*EXERCISE OBJECTIVE*: Check each line of the records below and collect those holding "rules".

* * * *

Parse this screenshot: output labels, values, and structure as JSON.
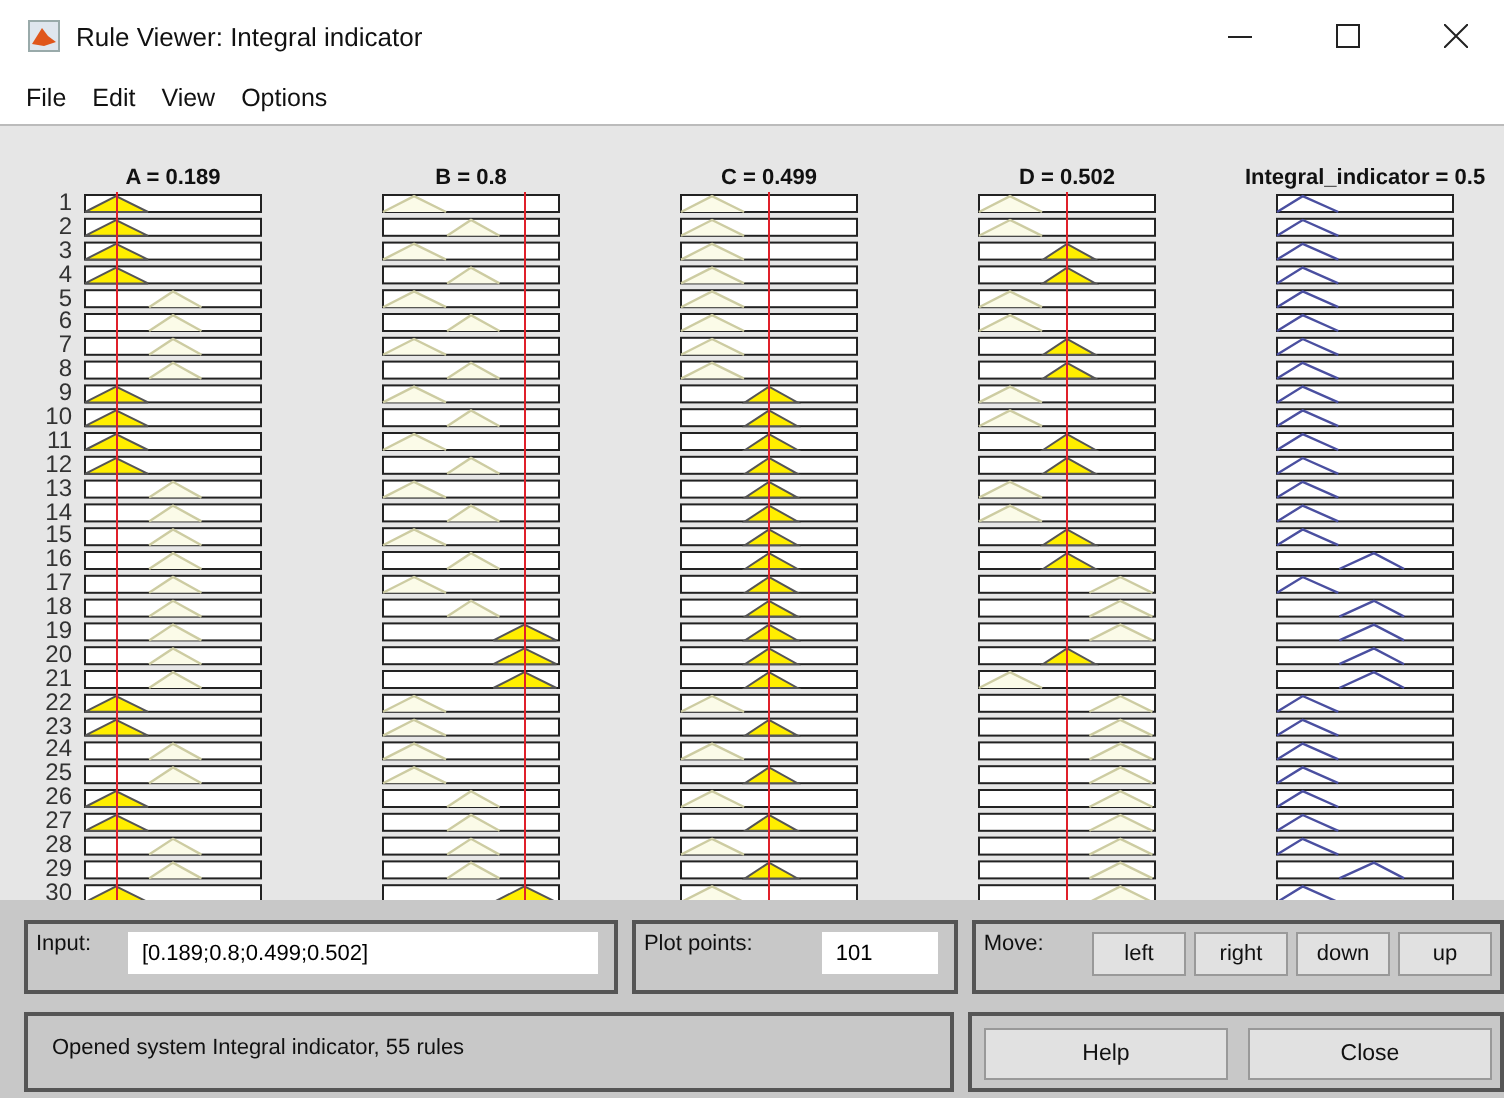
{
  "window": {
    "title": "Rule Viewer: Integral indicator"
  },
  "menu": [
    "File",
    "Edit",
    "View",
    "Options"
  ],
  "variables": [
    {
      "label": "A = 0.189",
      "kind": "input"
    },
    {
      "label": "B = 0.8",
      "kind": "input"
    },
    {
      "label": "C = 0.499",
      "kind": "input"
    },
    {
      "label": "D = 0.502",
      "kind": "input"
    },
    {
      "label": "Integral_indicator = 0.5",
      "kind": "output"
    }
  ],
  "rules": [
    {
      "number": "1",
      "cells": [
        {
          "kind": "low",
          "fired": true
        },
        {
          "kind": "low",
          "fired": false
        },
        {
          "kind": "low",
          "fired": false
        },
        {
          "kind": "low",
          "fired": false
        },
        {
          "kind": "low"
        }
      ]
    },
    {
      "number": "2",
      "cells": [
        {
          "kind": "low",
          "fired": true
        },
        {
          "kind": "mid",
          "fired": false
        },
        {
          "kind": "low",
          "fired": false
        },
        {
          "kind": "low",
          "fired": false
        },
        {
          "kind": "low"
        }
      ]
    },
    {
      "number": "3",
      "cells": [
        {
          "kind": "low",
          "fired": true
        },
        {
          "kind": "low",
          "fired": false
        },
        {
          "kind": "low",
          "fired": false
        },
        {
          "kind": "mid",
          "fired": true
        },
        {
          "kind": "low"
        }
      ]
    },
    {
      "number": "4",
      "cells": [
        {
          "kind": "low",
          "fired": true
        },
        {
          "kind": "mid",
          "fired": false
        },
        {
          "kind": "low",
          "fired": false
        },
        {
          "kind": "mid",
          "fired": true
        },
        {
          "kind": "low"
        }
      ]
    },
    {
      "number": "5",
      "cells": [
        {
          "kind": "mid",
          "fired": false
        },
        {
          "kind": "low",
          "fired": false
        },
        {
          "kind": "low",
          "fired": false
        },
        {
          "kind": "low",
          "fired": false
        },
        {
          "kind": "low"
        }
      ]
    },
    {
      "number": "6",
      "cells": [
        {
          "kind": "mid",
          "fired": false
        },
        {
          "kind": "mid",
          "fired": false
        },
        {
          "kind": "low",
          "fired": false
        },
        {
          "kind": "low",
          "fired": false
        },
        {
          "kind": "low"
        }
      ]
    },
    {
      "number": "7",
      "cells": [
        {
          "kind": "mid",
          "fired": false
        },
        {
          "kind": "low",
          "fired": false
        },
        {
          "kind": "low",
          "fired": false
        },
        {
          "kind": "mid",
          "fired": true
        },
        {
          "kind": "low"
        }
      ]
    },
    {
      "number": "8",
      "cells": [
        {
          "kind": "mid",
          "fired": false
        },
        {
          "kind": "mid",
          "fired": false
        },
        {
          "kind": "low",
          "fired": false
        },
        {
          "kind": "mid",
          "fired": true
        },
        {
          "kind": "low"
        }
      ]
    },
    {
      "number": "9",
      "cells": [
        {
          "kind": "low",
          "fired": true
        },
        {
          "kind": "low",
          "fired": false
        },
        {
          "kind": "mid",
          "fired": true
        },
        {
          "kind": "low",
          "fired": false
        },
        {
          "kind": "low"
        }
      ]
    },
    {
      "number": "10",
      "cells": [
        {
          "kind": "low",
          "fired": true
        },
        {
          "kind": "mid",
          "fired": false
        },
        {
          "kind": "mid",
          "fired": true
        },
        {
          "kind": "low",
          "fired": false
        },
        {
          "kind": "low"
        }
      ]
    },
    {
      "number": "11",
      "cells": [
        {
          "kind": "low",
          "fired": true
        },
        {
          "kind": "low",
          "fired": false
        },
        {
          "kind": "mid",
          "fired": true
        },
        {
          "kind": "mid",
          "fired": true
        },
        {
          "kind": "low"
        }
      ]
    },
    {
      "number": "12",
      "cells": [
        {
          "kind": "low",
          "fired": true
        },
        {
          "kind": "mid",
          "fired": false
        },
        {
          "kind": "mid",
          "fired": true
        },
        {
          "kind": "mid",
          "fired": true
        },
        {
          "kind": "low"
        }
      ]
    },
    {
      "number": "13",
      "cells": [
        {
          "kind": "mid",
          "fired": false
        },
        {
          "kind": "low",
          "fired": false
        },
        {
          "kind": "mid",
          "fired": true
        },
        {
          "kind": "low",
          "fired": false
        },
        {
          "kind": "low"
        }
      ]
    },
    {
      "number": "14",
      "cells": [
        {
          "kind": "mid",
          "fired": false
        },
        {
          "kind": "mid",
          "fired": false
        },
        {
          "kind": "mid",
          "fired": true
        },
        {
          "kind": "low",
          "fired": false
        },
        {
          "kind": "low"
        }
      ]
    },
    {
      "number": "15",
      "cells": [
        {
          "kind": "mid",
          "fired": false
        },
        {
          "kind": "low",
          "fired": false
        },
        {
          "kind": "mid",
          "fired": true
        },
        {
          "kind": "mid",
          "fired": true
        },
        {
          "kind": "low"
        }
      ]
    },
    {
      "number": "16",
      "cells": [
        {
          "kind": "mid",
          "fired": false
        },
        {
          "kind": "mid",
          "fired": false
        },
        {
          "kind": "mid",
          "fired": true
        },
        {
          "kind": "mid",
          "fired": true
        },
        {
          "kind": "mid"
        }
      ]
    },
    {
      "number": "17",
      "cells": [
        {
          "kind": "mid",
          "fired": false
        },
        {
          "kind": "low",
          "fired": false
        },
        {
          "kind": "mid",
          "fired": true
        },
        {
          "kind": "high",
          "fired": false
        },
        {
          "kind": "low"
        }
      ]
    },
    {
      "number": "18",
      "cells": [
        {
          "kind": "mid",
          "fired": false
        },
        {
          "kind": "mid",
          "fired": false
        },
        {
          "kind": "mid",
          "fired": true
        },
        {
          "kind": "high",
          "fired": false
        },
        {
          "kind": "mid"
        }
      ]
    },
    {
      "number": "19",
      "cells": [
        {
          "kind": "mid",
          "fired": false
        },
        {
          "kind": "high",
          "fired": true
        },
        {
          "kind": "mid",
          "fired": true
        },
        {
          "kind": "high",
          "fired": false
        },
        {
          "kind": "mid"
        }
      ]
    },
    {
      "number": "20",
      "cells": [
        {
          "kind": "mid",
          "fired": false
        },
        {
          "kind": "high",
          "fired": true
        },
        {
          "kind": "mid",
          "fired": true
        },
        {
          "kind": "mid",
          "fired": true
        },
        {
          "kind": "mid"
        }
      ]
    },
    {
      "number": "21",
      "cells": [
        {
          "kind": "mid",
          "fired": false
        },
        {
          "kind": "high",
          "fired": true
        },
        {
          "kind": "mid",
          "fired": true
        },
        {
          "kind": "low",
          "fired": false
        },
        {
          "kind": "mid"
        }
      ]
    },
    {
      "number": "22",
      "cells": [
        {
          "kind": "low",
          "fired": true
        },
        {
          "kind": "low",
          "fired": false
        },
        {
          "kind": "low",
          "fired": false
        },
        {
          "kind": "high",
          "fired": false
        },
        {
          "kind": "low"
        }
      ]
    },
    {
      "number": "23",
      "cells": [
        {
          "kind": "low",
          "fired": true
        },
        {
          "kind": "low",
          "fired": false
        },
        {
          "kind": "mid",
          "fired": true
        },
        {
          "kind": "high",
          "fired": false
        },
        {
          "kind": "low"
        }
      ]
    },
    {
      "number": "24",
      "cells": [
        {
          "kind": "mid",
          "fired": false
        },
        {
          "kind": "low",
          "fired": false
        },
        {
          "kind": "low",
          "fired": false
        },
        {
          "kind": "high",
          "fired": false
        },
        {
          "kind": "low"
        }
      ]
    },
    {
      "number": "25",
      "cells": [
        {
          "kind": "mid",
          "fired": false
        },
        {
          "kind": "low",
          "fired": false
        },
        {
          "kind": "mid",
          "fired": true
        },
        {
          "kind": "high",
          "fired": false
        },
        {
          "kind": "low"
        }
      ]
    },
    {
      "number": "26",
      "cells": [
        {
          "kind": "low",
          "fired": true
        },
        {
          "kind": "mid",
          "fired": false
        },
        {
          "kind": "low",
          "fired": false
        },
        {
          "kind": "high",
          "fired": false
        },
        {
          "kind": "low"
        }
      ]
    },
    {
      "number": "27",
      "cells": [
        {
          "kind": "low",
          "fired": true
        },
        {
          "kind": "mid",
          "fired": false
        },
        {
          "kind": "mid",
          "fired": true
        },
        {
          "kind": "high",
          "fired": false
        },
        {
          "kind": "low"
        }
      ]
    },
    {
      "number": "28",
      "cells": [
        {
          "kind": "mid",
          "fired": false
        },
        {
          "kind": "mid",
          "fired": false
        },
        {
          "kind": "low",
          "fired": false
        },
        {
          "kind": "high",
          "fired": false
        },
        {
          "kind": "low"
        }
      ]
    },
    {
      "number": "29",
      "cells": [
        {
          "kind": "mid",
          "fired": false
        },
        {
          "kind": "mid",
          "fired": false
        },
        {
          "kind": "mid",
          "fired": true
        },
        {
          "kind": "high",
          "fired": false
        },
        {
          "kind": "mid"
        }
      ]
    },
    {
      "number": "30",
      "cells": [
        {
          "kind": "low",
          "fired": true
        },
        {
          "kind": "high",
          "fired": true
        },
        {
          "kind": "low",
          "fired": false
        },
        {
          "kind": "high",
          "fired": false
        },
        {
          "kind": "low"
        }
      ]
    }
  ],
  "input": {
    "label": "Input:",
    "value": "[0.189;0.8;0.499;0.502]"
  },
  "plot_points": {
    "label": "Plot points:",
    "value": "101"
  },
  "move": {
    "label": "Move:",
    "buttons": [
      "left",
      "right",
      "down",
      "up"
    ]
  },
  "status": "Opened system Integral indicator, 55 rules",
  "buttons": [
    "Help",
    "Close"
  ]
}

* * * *

*ANSWER TO THE PROBLEM*:
  "rules": [
  "status": "Opened system Integral indicator, 55 rules",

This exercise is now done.